Senator DeMint emerges as a leader in the future of telecommunications and the Internet

On July 1st on C-SPAN (The Communicators: Sen. Dorgan (D-ND) & Sen. DeMint (R-SC)), Senator DeMint discussed his leadership role in moving the current telecommunications bill through the Senate Commerce Committee. One of the key amendments was network neutrality, which failed and which Senator DeMint voted against. His argument is that the US is falling behind the rest of the world in the build-out of telecommunications infrastructure, as we must allow those who provide the infrastructure to benefit from their investments to maintain our competitiveness, and even to catch up where necessary.

I think he's right. We don't want Congress mandating network neutrality or non-neutrality. We need for Congress to get out of the way and let the market sort out what consumers want.

Congress screwed up the Telecommunications Act of 1996, leading directly to the speculative bubble of the late 1990s and the painful recovery since then. We can't afford for Congress to screw this up again.

Another South Carolina blog, Laurin Line, has also had an interesting discussion on this topic which is critical to all our futures.

4 comments:

Anonymous said...

Network neutrality must be maintained in order to promote innovation, and new products and services. Seperate the medium from the media and the net will afford both profitability and ingenuity. The pipe should be a public utility only.

Evan Tishuk said...

If you don't like toll roads, believe large transport trucks should pay more to use the highways, and think power plants should pay for carbon emissions, you probably dislike net neutrality. Personally, I'm torn. It's one of those slippery slopes that probably only sounds good on paper. If internet traffic becomes prioritized, I think/hope an underground "free" internet emerges where all the cool people hang out.
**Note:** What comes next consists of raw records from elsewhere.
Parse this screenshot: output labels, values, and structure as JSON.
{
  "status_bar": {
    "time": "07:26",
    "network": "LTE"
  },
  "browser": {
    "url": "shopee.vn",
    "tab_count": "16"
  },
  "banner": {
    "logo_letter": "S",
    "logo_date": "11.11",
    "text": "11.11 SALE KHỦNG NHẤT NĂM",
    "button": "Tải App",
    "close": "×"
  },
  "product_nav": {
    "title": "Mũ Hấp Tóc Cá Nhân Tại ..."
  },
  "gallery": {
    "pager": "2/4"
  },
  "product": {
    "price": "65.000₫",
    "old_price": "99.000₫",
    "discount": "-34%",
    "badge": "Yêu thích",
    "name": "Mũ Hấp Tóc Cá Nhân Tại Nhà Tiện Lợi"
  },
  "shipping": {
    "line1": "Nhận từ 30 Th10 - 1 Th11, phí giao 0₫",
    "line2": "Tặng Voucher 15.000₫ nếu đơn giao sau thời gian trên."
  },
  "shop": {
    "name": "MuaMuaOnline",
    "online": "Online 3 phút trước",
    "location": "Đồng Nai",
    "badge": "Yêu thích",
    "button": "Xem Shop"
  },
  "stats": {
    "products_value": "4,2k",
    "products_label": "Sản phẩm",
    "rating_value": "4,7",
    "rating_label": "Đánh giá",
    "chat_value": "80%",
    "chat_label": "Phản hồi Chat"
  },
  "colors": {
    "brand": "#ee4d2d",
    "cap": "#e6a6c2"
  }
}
Lee said...

The government is doing silly things to degrade the Internet, and not doing its duty to police it.

The Americans With Disabilities Act is being extended to business web sites, mandating that every page be readable by a program to convert it to sythetic speech for the blind. This means no tables, and a lot of other basic things.

On the other hand, half the Internet is owned by thugs, pushing pornography, drugs, swindles and gambling into the homes of decent people and businesses which find it offensive. It is worse than crank telephone calls.
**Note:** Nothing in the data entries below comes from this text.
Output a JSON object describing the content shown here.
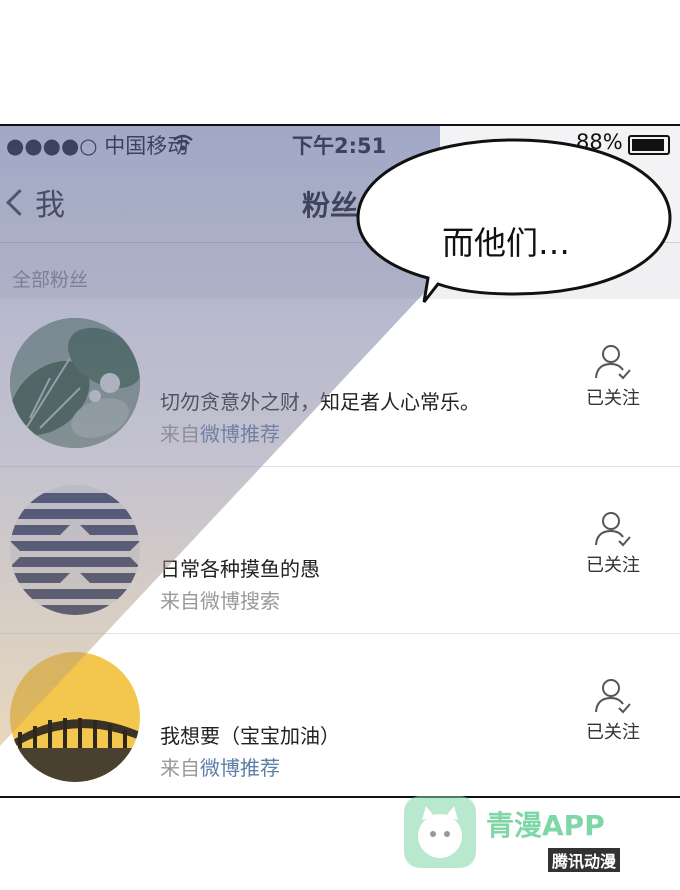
{
  "status_bar": {
    "carrier": "●●●●○ 中国移动",
    "time": "下午2:51",
    "battery": "88%"
  },
  "nav": {
    "back_label": "我",
    "title": "粉丝"
  },
  "section_header": "全部粉丝",
  "followers": [
    {
      "name": "切勿贪意外之财，知足者人心常乐。",
      "source_prefix": "来自",
      "source_link": "微博推荐",
      "source_link_highlight": true,
      "follow_label": "已关注"
    },
    {
      "name": "日常各种摸鱼的愚",
      "source_prefix": "来自",
      "source_link": "微博搜索",
      "source_link_highlight": false,
      "follow_label": "已关注"
    },
    {
      "name": "我想要（宝宝加油）",
      "source_prefix": "来自",
      "source_link": "微博推荐",
      "source_link_highlight": true,
      "follow_label": "已关注"
    }
  ],
  "speech_bubble": "而他们…",
  "watermark": {
    "brand": "青漫APP",
    "sub": "腾讯动漫"
  },
  "colors": {
    "overlay_tint": "#6f7aa8",
    "bubble": "#ffffff",
    "link": "#5b7fa8"
  }
}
At the very least, all web sites should have a verifiable link to a physical address. All pornography and vices could be put under a separate suffix, like .xxx, instead of .com. Violators could be blocked at gateways and routers. Countries harboring swindlers and pornographers can be shut completely out of the US markets to get their attention.

Rob Wright said...

I am by no means a expert on Net Neutrality, but if I see Google, Yahoo!, and Microsoft on one side and AT&T, Verizon, and Comcast on the other...it's a no-brainer. When in the past 20 years have the traditional telcos done anything innovative. The biggest news in that space is the consolidation of SBC, Pac Bell, Bell South, etc. into the "new AT&T." Wasn't that a bad idea for everyone the first time around?

I provide more detail in my my letter to Senator DeMint